### EXERCISE DETAILS
Return every entry below without altering a word.

### Interface dataset entries
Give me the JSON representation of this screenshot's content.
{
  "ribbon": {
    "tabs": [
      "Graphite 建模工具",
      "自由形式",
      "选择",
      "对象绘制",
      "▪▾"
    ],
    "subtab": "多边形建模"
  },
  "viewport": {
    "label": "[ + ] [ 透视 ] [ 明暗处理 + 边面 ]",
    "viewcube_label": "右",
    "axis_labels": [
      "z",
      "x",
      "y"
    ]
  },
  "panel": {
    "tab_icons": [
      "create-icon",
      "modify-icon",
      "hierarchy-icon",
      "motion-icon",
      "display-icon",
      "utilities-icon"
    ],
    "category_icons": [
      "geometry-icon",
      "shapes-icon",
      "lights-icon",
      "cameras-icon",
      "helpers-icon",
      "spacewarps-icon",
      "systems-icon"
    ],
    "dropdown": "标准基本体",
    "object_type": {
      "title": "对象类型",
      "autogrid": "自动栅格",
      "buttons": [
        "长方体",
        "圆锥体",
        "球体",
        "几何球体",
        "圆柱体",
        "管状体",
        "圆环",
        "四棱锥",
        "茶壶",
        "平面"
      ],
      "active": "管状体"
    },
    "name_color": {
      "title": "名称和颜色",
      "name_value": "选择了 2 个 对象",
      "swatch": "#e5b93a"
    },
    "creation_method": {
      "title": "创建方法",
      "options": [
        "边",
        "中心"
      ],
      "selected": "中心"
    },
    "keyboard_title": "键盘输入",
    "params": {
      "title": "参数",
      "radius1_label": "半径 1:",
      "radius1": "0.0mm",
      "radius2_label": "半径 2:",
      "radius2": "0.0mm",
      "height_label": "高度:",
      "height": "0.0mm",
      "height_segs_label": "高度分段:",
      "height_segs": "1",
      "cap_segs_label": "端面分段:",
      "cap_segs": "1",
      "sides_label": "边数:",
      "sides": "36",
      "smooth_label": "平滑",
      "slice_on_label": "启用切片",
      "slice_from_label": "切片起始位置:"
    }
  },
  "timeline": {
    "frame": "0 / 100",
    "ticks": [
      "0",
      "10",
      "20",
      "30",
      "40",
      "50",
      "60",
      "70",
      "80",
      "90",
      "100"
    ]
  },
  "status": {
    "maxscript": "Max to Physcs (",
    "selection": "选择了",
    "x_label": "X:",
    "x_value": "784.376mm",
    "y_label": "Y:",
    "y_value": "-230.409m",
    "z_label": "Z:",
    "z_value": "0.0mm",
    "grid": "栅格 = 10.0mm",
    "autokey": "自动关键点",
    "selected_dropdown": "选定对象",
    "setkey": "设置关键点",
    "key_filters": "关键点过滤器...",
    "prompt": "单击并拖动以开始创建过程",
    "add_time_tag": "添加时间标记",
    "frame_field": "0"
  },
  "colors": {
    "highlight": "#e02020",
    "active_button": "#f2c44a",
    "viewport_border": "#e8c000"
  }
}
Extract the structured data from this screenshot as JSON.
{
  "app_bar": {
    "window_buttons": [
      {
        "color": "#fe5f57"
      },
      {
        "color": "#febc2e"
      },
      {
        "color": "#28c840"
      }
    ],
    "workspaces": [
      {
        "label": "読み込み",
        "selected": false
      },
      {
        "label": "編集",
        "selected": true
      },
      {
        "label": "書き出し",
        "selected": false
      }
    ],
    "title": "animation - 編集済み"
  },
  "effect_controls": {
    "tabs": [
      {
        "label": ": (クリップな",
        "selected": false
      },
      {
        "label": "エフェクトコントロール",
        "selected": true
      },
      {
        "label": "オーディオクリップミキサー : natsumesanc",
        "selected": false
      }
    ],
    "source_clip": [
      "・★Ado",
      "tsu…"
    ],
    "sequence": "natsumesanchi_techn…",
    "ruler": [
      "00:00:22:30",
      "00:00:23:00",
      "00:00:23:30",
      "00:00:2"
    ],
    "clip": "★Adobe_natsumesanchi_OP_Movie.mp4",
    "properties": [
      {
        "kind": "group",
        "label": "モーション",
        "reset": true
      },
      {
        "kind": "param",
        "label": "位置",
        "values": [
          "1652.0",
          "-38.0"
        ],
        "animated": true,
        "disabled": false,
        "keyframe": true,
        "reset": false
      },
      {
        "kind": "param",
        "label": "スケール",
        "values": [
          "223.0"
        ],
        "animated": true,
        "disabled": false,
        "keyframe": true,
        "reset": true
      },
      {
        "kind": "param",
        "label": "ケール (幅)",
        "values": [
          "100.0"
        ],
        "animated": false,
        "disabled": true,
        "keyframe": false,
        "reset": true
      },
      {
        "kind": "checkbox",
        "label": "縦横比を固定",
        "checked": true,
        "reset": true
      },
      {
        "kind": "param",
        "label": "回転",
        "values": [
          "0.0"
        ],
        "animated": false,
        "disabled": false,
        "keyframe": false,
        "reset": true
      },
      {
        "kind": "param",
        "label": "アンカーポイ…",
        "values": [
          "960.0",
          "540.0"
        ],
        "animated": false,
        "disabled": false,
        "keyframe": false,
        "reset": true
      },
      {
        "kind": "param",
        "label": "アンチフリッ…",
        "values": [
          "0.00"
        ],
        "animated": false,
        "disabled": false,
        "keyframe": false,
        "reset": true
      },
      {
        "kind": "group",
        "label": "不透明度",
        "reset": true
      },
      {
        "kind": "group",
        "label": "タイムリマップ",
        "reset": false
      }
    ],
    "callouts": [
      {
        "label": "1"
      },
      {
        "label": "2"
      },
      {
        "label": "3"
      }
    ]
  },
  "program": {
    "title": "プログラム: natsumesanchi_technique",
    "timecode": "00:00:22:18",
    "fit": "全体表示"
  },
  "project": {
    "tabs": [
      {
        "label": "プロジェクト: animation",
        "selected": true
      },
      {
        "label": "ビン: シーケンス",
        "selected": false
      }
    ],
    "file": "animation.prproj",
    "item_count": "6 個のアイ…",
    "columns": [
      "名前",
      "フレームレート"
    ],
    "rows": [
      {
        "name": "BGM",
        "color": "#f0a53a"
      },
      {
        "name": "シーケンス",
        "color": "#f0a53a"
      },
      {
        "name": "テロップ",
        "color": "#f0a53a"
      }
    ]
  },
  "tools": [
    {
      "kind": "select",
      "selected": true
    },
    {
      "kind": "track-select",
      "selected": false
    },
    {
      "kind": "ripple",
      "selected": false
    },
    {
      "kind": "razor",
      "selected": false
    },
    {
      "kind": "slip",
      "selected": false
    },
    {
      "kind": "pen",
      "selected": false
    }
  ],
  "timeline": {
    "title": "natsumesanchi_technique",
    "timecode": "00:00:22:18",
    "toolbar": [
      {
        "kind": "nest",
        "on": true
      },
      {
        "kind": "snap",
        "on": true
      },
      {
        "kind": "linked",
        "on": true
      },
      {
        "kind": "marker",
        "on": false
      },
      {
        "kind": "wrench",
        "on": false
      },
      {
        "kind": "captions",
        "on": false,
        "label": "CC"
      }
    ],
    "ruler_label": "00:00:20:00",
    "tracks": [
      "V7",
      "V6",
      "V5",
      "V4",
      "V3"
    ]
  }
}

### THE COMPLETED TASK
Give me the JSON representation of this screenshot's content.
{
  "ribbon": {
    "tabs": [
      "Graphite 建模工具",
      "自由形式",
      "选择",
      "对象绘制",
      "▪▾"
    ],
    "subtab": "多边形建模"
  },
  "viewport": {
    "label": "[ + ] [ 透视 ] [ 明暗处理 + 边面 ]",
    "viewcube_label": "右",
    "axis_labels": [
      "z",
      "x",
      "y"
    ]
  },
  "panel": {
    "tab_icons": [
      "create-icon",
      "modify-icon",
      "hierarchy-icon",
      "motion-icon",
      "display-icon",
      "utilities-icon"
    ],
    "category_icons": [
      "geometry-icon",
      "shapes-icon",
      "lights-icon",
      "cameras-icon",
      "helpers-icon",
      "spacewarps-icon",
      "systems-icon"
    ],
    "dropdown": "标准基本体",
    "object_type": {
      "title": "对象类型",
      "autogrid": "自动栅格",
      "buttons": [
        "长方体",
        "圆锥体",
        "球体",
        "几何球体",
        "圆柱体",
        "管状体",
        "圆环",
        "四棱锥",
        "茶壶",
        "平面"
      ],
      "active": "管状体"
    },
    "name_color": {
      "title": "名称和颜色",
      "name_value": "选择了 2 个 对象",
      "swatch": "#e5b93a"
    },
    "creation_method": {
      "title": "创建方法",
      "options": [
        "边",
        "中心"
      ],
      "selected": "中心"
    },
    "keyboard_title": "键盘输入",
    "params": {
      "title": "参数",
      "radius1_label": "半径 1:",
      "radius1": "0.0mm",
      "radius2_label": "半径 2:",
      "radius2": "0.0mm",
      "height_label": "高度:",
      "height": "0.0mm",
      "height_segs_label": "高度分段:",
      "height_segs": "1",
      "cap_segs_label": "端面分段:",
      "cap_segs": "1",
      "sides_label": "边数:",
      "sides": "36",
      "smooth_label": "平滑",
      "slice_on_label": "启用切片",
      "slice_from_label": "切片起始位置:"
    }
  },
  "timeline": {
    "frame": "0 / 100",
    "ticks": [
      "0",
      "10",
      "20",
      "30",
      "40",
      "50",
      "60",
      "70",
      "80",
      "90",
      "100"
    ]
  },
  "status": {
    "maxscript": "Max to Physcs (",
    "selection": "选择了",
    "x_label": "X:",
    "x_value": "784.376mm",
    "y_label": "Y:",
    "y_value": "-230.409m",
    "z_label": "Z:",
    "z_value": "0.0mm",
    "grid": "栅格 = 10.0mm",
    "autokey": "自动关键点",
    "selected_dropdown": "选定对象",
    "setkey": "设置关键点",
    "key_filters": "关键点过滤器...",
    "prompt": "单击并拖动以开始创建过程",
    "add_time_tag": "添加时间标记",
    "frame_field": "0"
  },
  "colors": {
    "highlight": "#e02020",
    "active_button": "#f2c44a",
    "viewport_border": "#e8c000"
  }
}
Extract the structured data from this screenshot as JSON.
{
  "app_bar": {
    "window_buttons": [
      {
        "color": "#fe5f57"
      },
      {
        "color": "#febc2e"
      },
      {
        "color": "#28c840"
      }
    ],
    "workspaces": [
      {
        "label": "読み込み",
        "selected": false
      },
      {
        "label": "編集",
        "selected": true
      },
      {
        "label": "書き出し",
        "selected": false
      }
    ],
    "title": "animation - 編集済み"
  },
  "effect_controls": {
    "tabs": [
      {
        "label": ": (クリップな",
        "selected": false
      },
      {
        "label": "エフェクトコントロール",
        "selected": true
      },
      {
        "label": "オーディオクリップミキサー : natsumesanc",
        "selected": false
      }
    ],
    "source_clip": [
      "・★Ado",
      "tsu…"
    ],
    "sequence": "natsumesanchi_techn…",
    "ruler": [
      "00:00:22:30",
      "00:00:23:00",
      "00:00:23:30",
      "00:00:2"
    ],
    "clip": "★Adobe_natsumesanchi_OP_Movie.mp4",
    "properties": [
      {
        "kind": "group",
        "label": "モーション",
        "reset": true
      },
      {
        "kind": "param",
        "label": "位置",
        "values": [
          "1652.0",
          "-38.0"
        ],
        "animated": true,
        "disabled": false,
        "keyframe": true,
        "reset": false
      },
      {
        "kind": "param",
        "label": "スケール",
        "values": [
          "223.0"
        ],
        "animated": true,
        "disabled": false,
        "keyframe": true,
        "reset": true
      },
      {
        "kind": "param",
        "label": "ケール (幅)",
        "values": [
          "100.0"
        ],
        "animated": false,
        "disabled": true,
        "keyframe": false,
        "reset": true
      },
      {
        "kind": "checkbox",
        "label": "縦横比を固定",
        "checked": true,
        "reset": true
      },
      {
        "kind": "param",
        "label": "回転",
        "values": [
          "0.0"
        ],
        "animated": false,
        "disabled": false,
        "keyframe": false,
        "reset": true
      },
      {
        "kind": "param",
        "label": "アンカーポイ…",
        "values": [
          "960.0",
          "540.0"
        ],
        "animated": false,
        "disabled": false,
        "keyframe": false,
        "reset": true
      },
      {
        "kind": "param",
        "label": "アンチフリッ…",
        "values": [
          "0.00"
        ],
        "animated": false,
        "disabled": false,
        "keyframe": false,
        "reset": true
      },
      {
        "kind": "group",
        "label": "不透明度",
        "reset": true
      },
      {
        "kind": "group",
        "label": "タイムリマップ",
        "reset": false
      }
    ],
    "callouts": [
      {
        "label": "1"
      },
      {
        "label": "2"
      },
      {
        "label": "3"
      }
    ]
  },
  "program": {
    "title": "プログラム: natsumesanchi_technique",
    "timecode": "00:00:22:18",
    "fit": "全体表示"
  },
  "project": {
    "tabs": [
      {
        "label": "プロジェクト: animation",
        "selected": true
      },
      {
        "label": "ビン: シーケンス",
        "selected": false
      }
    ],
    "file": "animation.prproj",
    "item_count": "6 個のアイ…",
    "columns": [
      "名前",
      "フレームレート"
    ],
    "rows": [
      {
        "name": "BGM",
        "color": "#f0a53a"
      },
      {
        "name": "シーケンス",
        "color": "#f0a53a"
      },
      {
        "name": "テロップ",
        "color": "#f0a53a"
      }
    ]
  },
  "tools": [
    {
      "kind": "select",
      "selected": true
    },
    {
      "kind": "track-select",
      "selected": false
    },
    {
      "kind": "ripple",
      "selected": false
    },
    {
      "kind": "razor",
      "selected": false
    },
    {
      "kind": "slip",
      "selected": false
    },
    {
      "kind": "pen",
      "selected": false
    }
  ],
  "timeline": {
    "title": "natsumesanchi_technique",
    "timecode": "00:00:22:18",
    "toolbar": [
      {
        "kind": "nest",
        "on": true
      },
      {
        "kind": "snap",
        "on": true
      },
      {
        "kind": "linked",
        "on": true
      },
      {
        "kind": "marker",
        "on": false
      },
      {
        "kind": "wrench",
        "on": false
      },
      {
        "kind": "captions",
        "on": false,
        "label": "CC"
      }
    ],
    "ruler_label": "00:00:20:00",
    "tracks": [
      "V7",
      "V6",
      "V5",
      "V4",
      "V3"
    ]
  }
}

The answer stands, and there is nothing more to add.